Inside, too, an Englishman would have outwardly felt at home last Monday: the vaulted nave, the rows of dark suits and sombre faces, all mourning the passing of a great figure. So familiar. Yet so utterly foreign. There was grief, sure – but also unabashed, glorious celebrity-spotting, proof that Washington and Hollywood are two sides of the same coin. And even the rite of sorrow was transformed into a paean to being American.

At the end of the service, as Mrs Graham's casket made its way back down the aisle, they sang "America the Beautiful". Now this ebullient and patriotic country, not surprisingly, brims with anthems, official and unofficial. But for me, "America the Beautiful" has the best tune – as rousing in its way as the old Soviet anthem that the Russians have had the belated good sense to resurrect.

Ah, but the words. A few lines suffice to give the flavour: "America, America/ May God thy gold refine/ Till all success be nobleness/ And every gain divine." And so on, in similar vein, for eight verses. With us, "Rule, Britannia!" and "Land of Hope and Glory" are variously a sentimental wallow, a giggle, a cringe, or an opportunity to crack heads – depending on your point of view and your alcohol intake. Here, however, people still believe this sort of thing.

"America the Beautiful" began life as a poem written by a Massachusetts teacher called Katharine Lee Bates. When she produced the first version in 1893, England's global authority was at its zenith. Yet Ms Bates was already telling her friends with certainty that countries such as England had failed, "because while they may have been great, they have not been good". America is convinced it is good.

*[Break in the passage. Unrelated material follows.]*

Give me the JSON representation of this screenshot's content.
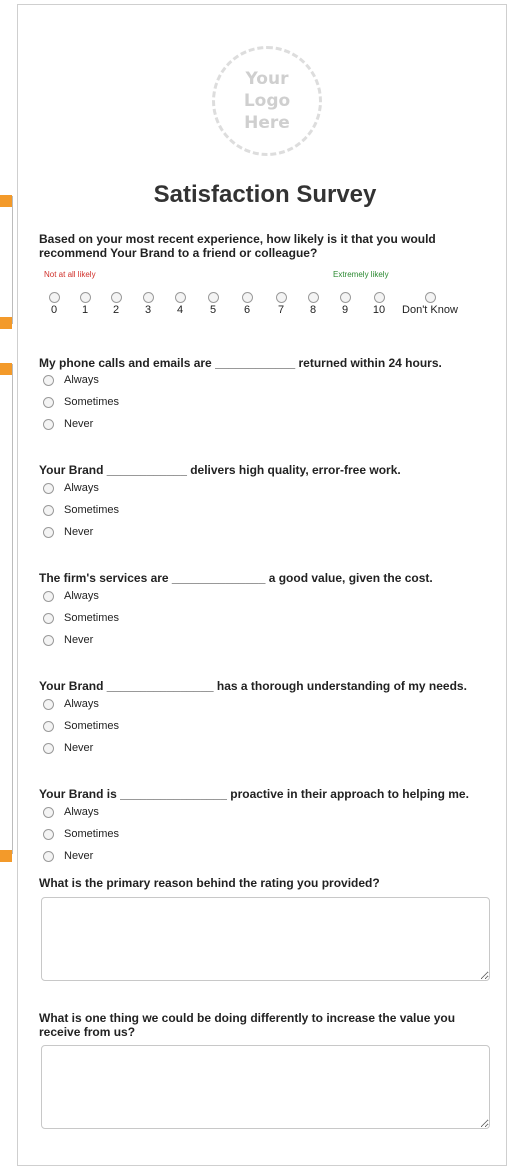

That conviction has its upside. It breeds an exhilarating self-belief that contributes to the buzz I was talking about before. America, I remember Bush Snr once saying in that endearing, slightly goofy way of his, was "a rising nation". And despite the enervating summer heat, the crass excesses of popular culture, the mindless consumerism, you come back and feel it still is one, a rising nation where everything is possible, possessed of an infinite capacity for invention and reinvention.

But self-belief can be too much of a good thing. Whatever his limitations, George W Bush, Texas's born-again man of God, standing at the junction of the myth of the American West and the certainties of Christianity, seems full of it. Maybe, worried by its growing international isolation, his administration will come to change its ways. Maybe economic crisis will undermine America's belief in its "manifest destiny". I somehow doubt it.

But make no mistake. These next few years will be a hell of a ride for transatlantic relations. For me, being back in Washington heightens my sense of European-ness. One way and another, nothing beats covering a superpower for putting Britain's place in the world in proper perspective. Come to Washington and you appreciate the true scale of the nonsense talked by those who think Britain would be better off turning history and geography on their head, ditching the EU and embracing Nafta and – who knows? – becoming the 51st state of the Union.

This foreign land may not give William Hague nightmares, but a foreign land it is, none the less. Britain may be becoming more American. But America is becoming more American, too. The gap between them is as wide as ever. But it's great to be back. The only thing missing is the Test score. Then it really would be perfect.